This section is from the book "The Gardener's Monthly And Horticulturist V18", by Thomas Meehan. See also: Four-Season Harvest: Organic Vegetables from Your Home Garden All Year Long.
This very desirable winter-blooming plant may be propagated from seeds, which should be sown in a pan on a light sandy compost about the beginning of August for early spring bloom, or sooner, say May, for fall or winter flowering. The pan of soil should be well watered, and the seeds sown on the surface, covering only by laying a piece of paper over the top of the pan; in fact, we find this mode of covering excellent for all small seeds, as it maintains a uniform moisture, with less frequent waterings, should the soil seem to be getting dry. The pan may be dipped nearly to the edge in water, and let it soak in through the holes in the bottom. The plants will be up in three or four weeks, and as soon as large enough may be potted off singly into small pots, or pricked out in a frame or old hot-bed in sandy loam and leaf mold, and in the fall they may be put into five-inch pots, in which they will bloom, and may be kept in the frames shaded from the mid-day sun as late in the season as they can be with safety from frost. As the plants come into flower, all the best ones should be marked and kept for stock for the following year.
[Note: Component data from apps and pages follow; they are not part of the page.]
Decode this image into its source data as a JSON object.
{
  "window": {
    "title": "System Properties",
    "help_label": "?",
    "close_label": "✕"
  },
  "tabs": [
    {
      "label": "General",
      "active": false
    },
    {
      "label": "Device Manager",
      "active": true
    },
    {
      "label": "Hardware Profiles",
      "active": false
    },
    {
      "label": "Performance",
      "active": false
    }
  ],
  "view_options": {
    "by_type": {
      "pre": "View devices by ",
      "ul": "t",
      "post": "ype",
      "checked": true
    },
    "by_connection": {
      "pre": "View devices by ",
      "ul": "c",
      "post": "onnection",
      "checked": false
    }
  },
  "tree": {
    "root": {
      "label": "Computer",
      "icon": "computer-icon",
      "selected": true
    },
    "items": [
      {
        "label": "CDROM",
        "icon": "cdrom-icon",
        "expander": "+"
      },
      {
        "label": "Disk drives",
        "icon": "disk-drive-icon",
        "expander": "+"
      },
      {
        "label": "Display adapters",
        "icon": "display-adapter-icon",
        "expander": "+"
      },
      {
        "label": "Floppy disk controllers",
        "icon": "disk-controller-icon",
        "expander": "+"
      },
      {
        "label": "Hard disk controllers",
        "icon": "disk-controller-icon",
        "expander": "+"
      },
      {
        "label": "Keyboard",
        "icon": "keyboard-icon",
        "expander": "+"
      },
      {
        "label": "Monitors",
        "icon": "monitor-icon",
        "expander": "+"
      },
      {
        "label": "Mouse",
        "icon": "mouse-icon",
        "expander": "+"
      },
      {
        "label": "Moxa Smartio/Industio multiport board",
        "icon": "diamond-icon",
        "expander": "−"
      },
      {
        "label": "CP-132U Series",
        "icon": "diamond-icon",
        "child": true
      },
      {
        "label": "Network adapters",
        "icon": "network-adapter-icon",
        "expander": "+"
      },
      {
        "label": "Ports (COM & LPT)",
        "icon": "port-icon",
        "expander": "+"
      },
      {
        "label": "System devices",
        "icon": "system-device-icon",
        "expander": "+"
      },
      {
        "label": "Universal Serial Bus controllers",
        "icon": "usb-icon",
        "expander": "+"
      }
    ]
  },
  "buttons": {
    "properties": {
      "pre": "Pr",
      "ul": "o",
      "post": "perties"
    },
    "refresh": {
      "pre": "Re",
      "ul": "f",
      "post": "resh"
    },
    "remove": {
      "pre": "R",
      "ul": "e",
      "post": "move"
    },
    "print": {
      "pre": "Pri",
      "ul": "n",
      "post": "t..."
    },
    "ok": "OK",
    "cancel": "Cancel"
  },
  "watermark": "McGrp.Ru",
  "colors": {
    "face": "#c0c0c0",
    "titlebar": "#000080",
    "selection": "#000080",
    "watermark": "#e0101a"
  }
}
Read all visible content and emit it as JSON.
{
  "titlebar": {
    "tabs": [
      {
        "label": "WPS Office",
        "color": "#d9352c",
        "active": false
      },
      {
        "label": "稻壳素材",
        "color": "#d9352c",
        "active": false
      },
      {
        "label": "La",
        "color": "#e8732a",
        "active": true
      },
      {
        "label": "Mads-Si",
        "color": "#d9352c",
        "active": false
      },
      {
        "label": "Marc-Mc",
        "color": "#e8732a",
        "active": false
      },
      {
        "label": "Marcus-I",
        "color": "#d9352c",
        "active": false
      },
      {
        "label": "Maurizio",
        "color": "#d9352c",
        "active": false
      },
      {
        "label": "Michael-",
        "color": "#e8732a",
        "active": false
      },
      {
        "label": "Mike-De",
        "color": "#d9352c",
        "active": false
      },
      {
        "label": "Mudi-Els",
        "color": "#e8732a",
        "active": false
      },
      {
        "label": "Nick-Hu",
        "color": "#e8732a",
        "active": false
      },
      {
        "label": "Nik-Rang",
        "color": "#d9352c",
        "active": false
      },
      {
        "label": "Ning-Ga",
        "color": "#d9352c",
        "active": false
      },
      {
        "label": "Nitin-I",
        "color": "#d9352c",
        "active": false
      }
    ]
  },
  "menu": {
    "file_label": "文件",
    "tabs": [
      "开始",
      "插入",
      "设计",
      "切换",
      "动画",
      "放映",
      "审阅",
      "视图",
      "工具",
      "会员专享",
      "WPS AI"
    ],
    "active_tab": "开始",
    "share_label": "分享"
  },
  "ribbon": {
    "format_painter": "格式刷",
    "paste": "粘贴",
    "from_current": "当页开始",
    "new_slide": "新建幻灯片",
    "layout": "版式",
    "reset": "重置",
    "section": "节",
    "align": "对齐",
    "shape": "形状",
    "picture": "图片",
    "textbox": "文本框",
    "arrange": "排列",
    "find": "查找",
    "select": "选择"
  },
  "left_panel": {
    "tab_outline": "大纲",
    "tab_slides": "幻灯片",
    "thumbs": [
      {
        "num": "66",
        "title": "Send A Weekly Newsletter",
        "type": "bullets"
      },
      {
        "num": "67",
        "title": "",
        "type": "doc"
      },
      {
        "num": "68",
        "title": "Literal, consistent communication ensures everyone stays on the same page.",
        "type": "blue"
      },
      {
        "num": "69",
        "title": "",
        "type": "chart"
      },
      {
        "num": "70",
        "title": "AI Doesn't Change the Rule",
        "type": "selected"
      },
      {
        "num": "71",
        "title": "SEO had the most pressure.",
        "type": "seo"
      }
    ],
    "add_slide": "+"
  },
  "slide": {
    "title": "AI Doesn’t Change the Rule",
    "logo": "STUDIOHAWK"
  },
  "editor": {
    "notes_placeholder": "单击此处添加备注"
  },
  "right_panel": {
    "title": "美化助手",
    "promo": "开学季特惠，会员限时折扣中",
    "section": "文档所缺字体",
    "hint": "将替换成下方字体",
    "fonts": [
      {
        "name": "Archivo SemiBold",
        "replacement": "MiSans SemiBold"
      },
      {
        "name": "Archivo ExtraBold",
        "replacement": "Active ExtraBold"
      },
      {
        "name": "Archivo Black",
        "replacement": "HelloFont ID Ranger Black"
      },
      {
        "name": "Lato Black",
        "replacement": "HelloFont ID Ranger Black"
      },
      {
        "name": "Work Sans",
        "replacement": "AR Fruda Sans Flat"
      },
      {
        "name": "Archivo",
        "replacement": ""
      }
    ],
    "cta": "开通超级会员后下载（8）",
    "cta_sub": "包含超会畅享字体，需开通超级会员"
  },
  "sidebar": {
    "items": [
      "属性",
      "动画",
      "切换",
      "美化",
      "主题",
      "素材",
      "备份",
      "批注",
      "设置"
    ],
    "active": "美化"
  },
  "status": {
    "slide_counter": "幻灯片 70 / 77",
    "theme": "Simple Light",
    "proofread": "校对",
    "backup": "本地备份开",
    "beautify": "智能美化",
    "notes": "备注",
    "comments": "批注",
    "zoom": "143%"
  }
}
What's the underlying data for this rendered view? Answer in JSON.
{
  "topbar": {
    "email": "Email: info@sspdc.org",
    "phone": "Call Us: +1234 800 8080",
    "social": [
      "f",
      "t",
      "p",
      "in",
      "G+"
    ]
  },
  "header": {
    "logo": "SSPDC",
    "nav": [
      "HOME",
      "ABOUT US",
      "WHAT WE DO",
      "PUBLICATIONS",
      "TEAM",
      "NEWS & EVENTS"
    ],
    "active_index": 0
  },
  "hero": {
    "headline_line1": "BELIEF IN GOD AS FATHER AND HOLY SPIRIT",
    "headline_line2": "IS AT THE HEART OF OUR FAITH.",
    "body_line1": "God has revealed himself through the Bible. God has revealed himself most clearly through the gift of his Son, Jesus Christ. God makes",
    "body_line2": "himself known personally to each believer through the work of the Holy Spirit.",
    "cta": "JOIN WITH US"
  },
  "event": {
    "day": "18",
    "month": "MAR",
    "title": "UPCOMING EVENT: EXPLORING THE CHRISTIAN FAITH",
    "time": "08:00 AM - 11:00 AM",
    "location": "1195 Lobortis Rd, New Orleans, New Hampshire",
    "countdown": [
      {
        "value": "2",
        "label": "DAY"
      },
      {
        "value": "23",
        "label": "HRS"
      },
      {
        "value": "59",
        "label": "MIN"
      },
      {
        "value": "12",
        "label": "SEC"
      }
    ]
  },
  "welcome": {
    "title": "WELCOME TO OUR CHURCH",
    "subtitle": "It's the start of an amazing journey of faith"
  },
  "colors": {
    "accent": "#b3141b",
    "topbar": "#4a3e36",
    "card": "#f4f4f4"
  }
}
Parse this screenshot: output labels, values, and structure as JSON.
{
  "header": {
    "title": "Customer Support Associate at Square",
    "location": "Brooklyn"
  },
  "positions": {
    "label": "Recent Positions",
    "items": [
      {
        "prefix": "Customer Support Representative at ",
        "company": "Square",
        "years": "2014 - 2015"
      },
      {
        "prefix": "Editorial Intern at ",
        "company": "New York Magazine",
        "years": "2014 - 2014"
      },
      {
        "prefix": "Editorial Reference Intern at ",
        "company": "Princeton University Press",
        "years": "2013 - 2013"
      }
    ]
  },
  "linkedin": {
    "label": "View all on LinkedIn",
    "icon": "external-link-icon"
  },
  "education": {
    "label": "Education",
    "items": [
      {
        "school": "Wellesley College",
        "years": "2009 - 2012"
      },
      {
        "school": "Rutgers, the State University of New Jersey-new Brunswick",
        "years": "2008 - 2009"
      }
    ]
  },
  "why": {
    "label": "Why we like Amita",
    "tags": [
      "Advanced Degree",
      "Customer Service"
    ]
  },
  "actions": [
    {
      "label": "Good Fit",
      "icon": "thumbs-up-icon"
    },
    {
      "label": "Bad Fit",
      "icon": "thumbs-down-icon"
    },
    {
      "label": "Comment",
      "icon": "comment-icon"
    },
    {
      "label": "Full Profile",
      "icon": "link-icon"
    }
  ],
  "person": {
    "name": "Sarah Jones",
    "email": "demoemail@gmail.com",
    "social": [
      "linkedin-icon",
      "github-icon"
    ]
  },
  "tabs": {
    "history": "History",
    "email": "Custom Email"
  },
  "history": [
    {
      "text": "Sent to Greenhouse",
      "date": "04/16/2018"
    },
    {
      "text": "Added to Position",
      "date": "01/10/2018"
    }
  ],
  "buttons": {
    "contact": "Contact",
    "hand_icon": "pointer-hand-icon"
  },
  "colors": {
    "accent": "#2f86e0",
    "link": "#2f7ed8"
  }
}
After a good strain has been obtained we never resort to seedlings again, except for new varieties, but divide the old plants about the latter part of May, and plant in a frame, and shade until the first of October, when they may be potted and left in the frame until established, after which move them to a cool house for winter. They do well in a house with Camellias, and plants of a like nature.
When large specimens are desired, cut the old leaves off around the bottom of the plants, turn them out of the pots, and cut off the lower half of the old ball, re-pot into pots one or two sizes larger, sinking the plants so as to cover the old stems.
When treated in this way, or by dividing as above, they will flower finely throughout the whole winter and early spring. Pot in sandy loam, with leaf mold or well-rotted stable manure, and avoid giving too much water during the short, dull days in winter.